Biology
1. composed of living plants
2. any area of living flesh that is highly sensitive to pain or touch, esp that under a toenail or fingernail or around a healing wound

quick

[kwik]
(geology)
Referring to a sediment that, when mixed with or absorbing water, becomes extremely soft, incoherent, or loose, and is capable of flowing easily under load or by force of gravity.
Referring to a soil in which a decrease in effective stress allows water to flow upward with sufficient velocity to reduce significantly the soil's bearing capacity.
Referring to a highly porous soil that readily absorbs heat.
(mining engineering)
Referring to an economically valuable or productive mineral deposit.

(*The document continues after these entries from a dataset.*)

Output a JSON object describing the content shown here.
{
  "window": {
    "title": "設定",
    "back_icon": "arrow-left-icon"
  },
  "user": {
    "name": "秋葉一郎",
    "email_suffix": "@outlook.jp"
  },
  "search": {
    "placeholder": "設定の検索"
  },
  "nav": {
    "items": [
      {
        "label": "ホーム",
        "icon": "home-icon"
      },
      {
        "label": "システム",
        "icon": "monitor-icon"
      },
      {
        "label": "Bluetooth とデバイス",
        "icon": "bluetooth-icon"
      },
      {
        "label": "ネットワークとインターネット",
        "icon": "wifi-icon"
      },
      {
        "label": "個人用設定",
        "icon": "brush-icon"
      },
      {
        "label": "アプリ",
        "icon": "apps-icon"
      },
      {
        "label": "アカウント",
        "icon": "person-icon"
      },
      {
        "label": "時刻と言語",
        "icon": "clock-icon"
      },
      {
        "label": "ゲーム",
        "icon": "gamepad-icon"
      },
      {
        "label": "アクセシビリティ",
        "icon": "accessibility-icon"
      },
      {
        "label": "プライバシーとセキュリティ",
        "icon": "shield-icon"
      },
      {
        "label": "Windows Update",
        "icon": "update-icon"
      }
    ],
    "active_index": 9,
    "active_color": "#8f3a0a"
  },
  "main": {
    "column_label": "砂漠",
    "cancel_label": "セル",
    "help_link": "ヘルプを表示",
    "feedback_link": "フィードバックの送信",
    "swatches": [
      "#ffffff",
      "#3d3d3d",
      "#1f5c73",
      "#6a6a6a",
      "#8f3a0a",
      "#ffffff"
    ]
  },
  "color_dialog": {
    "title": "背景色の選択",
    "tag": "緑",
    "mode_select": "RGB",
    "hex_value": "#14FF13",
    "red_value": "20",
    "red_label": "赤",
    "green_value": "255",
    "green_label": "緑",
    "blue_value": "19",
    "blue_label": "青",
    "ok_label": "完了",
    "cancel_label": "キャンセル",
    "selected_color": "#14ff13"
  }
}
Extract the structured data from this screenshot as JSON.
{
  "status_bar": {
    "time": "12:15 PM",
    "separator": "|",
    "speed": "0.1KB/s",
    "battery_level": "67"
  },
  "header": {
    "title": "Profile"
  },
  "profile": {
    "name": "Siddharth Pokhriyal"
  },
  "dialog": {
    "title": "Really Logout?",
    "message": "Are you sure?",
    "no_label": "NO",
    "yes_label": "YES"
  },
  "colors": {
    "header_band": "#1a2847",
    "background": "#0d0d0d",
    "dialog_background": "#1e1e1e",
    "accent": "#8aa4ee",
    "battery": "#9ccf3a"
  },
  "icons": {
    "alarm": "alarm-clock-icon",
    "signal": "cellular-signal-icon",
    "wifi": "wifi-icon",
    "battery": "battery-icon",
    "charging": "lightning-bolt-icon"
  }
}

QUICK

(language)
An early system on the IBM 701.

[Listed in CACM 2(5):16 (May 1959)].
References in periodicals archive ?
Reflecting US thinking, Carnegie Moscow Centre scholar Dmitri Trenin wrote that the West noted "Medvedev's quick-wittedness, his calm style of conducting talks, and his clear desire to show that he is the one who is the real master of Russian diplomacy.
Lipa's actors, detached from their usual stomping ground of the Paul McCartney auditorium, have a deft grasp of both Arcadia's wit and its quick-wittedness.
With several of the runners being hampered at the start of the six-furlong handicap, it was Jamie Spencer's quick-wittedness on Smile For Us that won the day as the Whittingham gelding bounded clear and made all for a five-length success to provide the jockey with his fourth winner of the day.
Prosecutor Graham Reeds said his account was "nonsense", it was a determined attack with an intent to kill, and only the victim's quick-wittedness saved her.
LIKE it or not, Neil Back's moment of match-saving opportunism, dishonesty, quick-wittedness or simple gamesmanship looks likely to linger on in rugby for as long as Diego Maradona's famous `Hand of God' goal has lingered in football.
His quick-wittedness and easygoing intensity is a perfect match for the free-flowing, guerrilla-style filmmaking that "Ticket" employs in its best scenes.
The Bell Curve (1994, Free Press, New York), the most successful (and controversial) literary lionization of quick-wittedness to date, drives home a related point: Intelligent is as intelligent does -- on an IQ test.